This study tracked measures of quality of life and psychosocial functioning in patients participating in a randomized clinical trial with the goal of reducing symptoms of obesity and depression. The authors found that both quality of life and psychosocial functioning significantly increased at six months compared to patients with “care as usual,” but not at 12 months.
With an increasing number of diabetes cases, clinicians also are encountering more patients who are turning to complementary and alternative medicine to help control their glucose levels. In a 2015 National Consumer Survey on the Medication Experience and Pharmacist Roles, 35% of 26,157 respondents in the study reported the use of at least one herbal medicine. In all, 3,050 respondents had diabetes, and 41.2% of the respondents reported the use of a dietary supplement.3 The data revealed that respondents with diabetes were associated with higher herbal medicine use when compared to respondents without chronic diseases (41% vs. 34%, P < 0.001). The results also showed that herbal medicine use increased as age increased among the respondents.
This Danish randomized clinical trial compares a new form of cognitive behavioral therapy delivered in a community setting to “treatment as usual” for children and teens with emotional problems and shows advantages in multiple arenas, including parent-reported changes in child distress and impairment.
This small pilot study reveals potential for exergames (activity-based video games) to be used as a telemedicine rehabilitation intervention in improving balance and function in patients six to eight weeks post-stroke.

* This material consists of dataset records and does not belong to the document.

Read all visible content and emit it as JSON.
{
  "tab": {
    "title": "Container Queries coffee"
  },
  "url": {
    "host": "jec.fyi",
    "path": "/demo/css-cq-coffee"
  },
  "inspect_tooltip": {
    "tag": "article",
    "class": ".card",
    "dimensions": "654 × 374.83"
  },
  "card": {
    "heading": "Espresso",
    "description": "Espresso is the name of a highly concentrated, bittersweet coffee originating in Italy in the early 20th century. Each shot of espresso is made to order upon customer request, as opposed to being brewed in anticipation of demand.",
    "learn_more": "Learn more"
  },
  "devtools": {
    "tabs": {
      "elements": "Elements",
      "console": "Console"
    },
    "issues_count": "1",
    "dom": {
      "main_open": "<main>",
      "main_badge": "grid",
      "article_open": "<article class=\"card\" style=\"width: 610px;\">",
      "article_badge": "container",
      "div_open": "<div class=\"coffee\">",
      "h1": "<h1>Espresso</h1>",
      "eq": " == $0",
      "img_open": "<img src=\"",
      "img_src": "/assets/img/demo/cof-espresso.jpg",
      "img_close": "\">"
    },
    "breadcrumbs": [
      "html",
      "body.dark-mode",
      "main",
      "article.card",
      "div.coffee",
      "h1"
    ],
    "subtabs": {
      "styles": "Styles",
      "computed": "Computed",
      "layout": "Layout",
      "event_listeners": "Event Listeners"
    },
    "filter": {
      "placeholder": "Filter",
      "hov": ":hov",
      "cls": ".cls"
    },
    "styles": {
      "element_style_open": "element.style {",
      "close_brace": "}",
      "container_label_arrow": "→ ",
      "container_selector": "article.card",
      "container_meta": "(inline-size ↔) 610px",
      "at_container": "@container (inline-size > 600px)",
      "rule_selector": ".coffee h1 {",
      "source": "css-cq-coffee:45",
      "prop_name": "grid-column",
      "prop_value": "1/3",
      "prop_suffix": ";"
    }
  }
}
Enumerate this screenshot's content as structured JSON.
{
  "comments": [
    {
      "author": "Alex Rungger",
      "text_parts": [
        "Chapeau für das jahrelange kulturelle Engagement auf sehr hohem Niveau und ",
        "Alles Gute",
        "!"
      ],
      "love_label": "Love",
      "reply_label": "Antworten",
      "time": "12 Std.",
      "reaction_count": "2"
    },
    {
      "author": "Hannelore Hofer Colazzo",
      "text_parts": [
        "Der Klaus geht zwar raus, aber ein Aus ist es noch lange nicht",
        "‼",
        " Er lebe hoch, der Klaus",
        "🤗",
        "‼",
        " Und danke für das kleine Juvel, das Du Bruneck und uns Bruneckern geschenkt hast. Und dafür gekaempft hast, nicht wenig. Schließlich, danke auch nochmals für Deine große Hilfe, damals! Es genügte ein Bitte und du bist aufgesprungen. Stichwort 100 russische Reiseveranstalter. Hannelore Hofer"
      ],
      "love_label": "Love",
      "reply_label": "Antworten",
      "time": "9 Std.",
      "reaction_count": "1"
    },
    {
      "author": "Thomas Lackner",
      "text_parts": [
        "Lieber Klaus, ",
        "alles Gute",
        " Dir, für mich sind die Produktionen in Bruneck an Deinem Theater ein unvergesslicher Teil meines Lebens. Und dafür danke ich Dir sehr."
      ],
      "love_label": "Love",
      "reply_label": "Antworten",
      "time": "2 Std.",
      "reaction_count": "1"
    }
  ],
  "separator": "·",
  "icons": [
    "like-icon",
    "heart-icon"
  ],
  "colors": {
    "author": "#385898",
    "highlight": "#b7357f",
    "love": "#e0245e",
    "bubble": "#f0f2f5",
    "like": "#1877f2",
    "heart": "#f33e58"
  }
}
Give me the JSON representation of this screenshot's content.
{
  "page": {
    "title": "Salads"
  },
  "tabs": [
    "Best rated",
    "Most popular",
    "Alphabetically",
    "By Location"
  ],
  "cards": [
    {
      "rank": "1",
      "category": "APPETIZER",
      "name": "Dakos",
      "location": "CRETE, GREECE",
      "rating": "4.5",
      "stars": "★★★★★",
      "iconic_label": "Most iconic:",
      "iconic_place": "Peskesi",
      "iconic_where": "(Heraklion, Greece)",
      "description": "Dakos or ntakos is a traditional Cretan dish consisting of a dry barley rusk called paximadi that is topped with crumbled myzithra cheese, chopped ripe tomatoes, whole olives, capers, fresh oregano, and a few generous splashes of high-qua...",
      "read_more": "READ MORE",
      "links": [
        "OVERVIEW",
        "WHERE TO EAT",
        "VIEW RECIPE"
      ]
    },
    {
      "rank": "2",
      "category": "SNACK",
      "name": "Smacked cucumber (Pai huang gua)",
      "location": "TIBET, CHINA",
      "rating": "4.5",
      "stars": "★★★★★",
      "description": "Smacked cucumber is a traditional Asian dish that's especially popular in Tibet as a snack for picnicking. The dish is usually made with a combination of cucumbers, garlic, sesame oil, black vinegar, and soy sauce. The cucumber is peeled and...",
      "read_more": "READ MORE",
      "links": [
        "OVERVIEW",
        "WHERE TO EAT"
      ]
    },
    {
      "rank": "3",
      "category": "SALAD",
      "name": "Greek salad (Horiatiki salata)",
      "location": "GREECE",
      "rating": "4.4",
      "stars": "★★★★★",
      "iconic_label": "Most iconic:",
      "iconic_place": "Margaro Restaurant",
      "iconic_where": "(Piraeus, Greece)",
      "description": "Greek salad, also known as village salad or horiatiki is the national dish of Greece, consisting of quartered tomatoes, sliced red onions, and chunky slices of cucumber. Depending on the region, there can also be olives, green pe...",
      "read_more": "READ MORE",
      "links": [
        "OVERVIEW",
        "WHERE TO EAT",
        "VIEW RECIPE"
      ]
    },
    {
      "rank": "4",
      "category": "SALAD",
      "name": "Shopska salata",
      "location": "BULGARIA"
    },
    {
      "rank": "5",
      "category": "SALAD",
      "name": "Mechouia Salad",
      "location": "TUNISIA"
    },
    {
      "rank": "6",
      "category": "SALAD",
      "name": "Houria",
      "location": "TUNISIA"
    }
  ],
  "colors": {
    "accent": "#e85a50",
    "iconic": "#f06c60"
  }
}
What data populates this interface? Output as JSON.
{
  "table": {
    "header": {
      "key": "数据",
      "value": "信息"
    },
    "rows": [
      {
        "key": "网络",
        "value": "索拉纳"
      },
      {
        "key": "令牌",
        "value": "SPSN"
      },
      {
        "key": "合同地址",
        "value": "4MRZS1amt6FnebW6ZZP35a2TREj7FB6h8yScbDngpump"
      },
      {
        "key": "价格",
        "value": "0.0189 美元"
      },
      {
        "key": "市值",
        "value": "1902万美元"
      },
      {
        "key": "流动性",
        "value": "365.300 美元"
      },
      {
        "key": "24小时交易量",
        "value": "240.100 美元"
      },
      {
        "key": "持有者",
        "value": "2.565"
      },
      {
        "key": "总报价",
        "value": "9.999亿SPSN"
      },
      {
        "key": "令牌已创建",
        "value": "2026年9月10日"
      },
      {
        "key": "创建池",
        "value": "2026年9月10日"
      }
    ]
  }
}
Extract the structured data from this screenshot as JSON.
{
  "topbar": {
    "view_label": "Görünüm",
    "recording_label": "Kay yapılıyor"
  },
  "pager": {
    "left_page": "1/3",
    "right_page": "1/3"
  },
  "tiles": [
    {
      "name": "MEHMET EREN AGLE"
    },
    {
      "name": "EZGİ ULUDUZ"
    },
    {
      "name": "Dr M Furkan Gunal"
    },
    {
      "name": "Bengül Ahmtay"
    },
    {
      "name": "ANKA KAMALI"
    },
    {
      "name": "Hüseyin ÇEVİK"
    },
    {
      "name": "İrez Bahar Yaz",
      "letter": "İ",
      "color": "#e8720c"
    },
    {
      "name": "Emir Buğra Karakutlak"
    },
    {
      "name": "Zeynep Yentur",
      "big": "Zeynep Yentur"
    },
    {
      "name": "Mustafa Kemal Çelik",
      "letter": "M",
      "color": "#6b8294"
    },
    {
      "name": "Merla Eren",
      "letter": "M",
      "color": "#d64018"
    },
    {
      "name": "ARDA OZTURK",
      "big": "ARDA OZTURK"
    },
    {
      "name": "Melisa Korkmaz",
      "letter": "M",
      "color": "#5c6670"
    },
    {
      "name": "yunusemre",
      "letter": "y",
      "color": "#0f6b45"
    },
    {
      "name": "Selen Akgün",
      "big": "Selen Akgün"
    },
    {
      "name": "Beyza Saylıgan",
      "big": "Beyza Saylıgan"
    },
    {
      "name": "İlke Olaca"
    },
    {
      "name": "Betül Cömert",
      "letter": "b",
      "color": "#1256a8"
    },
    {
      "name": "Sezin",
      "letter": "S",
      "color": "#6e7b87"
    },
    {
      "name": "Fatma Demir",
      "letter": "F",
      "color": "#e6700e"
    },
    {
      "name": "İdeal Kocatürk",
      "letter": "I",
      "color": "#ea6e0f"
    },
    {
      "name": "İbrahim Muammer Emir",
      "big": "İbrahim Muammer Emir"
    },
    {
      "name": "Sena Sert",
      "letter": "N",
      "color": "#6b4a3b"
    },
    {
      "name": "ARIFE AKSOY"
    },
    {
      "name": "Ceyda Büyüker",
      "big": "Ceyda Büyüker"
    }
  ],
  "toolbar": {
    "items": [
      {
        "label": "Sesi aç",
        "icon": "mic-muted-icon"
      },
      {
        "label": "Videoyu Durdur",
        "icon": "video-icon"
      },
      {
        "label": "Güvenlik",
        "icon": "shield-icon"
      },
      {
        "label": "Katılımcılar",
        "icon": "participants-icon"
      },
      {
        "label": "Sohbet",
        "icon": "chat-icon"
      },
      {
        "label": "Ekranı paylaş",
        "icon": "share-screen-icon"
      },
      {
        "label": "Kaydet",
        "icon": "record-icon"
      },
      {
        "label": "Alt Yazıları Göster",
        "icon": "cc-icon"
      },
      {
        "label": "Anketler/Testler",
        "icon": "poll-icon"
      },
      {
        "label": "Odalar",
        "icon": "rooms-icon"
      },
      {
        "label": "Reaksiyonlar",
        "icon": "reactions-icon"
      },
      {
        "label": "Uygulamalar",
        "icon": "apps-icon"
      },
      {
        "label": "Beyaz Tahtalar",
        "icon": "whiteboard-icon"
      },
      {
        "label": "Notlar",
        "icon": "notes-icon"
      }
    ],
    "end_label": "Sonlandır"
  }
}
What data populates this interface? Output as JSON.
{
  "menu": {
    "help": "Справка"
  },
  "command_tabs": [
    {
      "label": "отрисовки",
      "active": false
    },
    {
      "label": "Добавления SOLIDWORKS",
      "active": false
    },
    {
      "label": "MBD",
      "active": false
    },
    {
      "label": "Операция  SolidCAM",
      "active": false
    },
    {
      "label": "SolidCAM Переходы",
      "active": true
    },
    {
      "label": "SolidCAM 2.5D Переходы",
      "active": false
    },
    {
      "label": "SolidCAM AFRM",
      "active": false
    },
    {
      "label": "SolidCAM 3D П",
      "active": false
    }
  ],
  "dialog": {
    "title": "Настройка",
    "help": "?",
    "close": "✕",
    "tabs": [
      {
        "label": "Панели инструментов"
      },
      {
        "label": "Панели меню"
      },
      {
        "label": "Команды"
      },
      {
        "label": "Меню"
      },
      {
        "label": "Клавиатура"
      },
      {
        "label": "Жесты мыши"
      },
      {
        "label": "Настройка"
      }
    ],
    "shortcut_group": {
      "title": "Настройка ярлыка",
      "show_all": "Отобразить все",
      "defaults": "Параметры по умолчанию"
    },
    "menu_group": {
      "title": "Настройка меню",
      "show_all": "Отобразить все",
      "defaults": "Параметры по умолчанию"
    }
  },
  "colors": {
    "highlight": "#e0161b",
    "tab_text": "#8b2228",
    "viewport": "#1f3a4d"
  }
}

An analysis of data from the Study of Women’s Health Across the Nation cohort did not reveal a significant association between daily dairy intake frequency, femoral and spine bone mineral density loss, and non-traumatic fracture risk among women transitioning to menopause.
A small interventional study assessed the histological appearance of liver biopsies from patients with metabolic associated fatty liver disease (MAFLD) who completed 12-weeks of structured and supported aerobic exercise. Compared to biopsies from a nonexercising control group, the intervention arm demonstrated some reversal of histopathologic changes caused by MAFLD.
A Canadian survey capturing one week in the early stages of the COVID- 19 pandemic found that respondents reporting exercising outdoors and decreasing or maintaining screen time were more likely to self-report higher levels of mental and physical health. This association was stronger in women when compared to men.